- The Crazy Carpet – in addition to having zero control over it, this aptly named toboggan is nothing more than a thin piece of plastic, meaning your tailbone or genitals (depending on if you’re a headfirst or feet-first kind of person) will feel every jarring, icy bump along the way.
- The Saucer – similar to the crazy carpet in that you’ll have no control as you race down the hill, the saucer comes with the added bonus of constantly spinning. So if you do make it to the bottom you’ll probably do so facing the wrong way and slightly nauseated.
- The Old School – while they’ll generate more nostalgia than speed, these wooden classics with their curved fronts are the tanks of the hill.
- The Zellers Special – there’s nothing fancy about these plastic-moulded sleds. Cheap, flimsy but fast, you’ll likely leave chunks of these everyday toboggans scattered along the slopes.
- The GT Racer – these were far too hoity-toity for the Martin family. Skis and a steering wheel? Next you’ll tell me you get more than one marshmallow in your hot chocolate.
Sure winter means scraping off windshields, expensive heating bills and flu pandemics. But that snow and ice also means something awesome: tobogganing. Like many Canadian kids, tobogganing was a big part of my childhood winters. Soaked mittens, snow down the front of your shirt and exhausting marches up icy hills never felt so good.
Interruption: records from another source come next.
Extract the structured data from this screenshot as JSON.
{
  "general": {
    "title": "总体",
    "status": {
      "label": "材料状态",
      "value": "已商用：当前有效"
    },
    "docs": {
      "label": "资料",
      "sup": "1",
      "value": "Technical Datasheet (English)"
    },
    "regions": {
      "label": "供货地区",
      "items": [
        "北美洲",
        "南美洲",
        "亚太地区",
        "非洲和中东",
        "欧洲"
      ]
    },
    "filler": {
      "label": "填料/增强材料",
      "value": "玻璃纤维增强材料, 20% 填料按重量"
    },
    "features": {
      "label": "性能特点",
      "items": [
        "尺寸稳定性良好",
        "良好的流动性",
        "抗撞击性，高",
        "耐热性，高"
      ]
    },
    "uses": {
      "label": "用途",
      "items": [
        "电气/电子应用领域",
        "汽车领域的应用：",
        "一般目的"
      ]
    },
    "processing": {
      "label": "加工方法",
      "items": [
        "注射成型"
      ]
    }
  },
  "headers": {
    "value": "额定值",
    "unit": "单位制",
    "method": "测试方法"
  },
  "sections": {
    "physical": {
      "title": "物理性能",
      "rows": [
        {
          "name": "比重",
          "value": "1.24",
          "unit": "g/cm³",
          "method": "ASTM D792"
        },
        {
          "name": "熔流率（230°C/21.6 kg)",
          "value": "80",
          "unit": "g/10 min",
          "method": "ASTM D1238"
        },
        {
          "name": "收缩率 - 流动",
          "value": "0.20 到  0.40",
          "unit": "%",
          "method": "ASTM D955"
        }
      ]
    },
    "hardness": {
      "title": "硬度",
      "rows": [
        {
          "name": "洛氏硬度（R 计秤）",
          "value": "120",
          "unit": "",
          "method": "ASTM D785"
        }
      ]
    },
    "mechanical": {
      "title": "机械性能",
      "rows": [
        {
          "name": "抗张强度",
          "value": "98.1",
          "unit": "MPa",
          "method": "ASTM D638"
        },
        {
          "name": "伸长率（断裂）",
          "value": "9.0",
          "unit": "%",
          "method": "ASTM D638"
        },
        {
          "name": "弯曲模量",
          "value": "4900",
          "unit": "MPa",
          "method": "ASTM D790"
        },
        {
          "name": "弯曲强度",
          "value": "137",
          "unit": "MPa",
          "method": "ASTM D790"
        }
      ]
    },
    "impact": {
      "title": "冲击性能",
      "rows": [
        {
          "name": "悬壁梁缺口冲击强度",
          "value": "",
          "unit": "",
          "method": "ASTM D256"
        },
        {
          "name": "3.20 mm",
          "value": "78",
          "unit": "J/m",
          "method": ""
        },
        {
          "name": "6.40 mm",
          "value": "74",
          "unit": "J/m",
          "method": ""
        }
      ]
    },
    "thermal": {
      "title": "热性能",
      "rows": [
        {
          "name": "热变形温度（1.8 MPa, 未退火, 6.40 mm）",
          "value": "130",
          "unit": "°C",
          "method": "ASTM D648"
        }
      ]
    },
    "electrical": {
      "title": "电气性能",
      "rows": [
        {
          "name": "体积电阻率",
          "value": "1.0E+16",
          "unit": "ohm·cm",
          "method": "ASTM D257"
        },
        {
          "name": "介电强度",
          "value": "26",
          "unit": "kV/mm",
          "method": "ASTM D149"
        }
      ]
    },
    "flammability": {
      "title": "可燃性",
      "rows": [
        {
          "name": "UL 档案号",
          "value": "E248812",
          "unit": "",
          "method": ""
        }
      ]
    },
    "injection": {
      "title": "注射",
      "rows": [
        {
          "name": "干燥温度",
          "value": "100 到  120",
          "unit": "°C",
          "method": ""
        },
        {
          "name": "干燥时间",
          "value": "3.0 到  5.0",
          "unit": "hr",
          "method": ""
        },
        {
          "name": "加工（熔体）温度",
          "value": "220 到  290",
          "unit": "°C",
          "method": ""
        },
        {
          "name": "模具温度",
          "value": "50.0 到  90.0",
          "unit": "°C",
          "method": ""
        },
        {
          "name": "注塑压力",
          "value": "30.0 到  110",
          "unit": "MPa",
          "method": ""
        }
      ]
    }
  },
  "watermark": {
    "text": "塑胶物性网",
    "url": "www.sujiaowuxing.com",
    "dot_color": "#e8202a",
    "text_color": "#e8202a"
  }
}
Each year as the snow piled higher, my brothers, sisters, cousins and friends would dig out all manner of sleds. These included: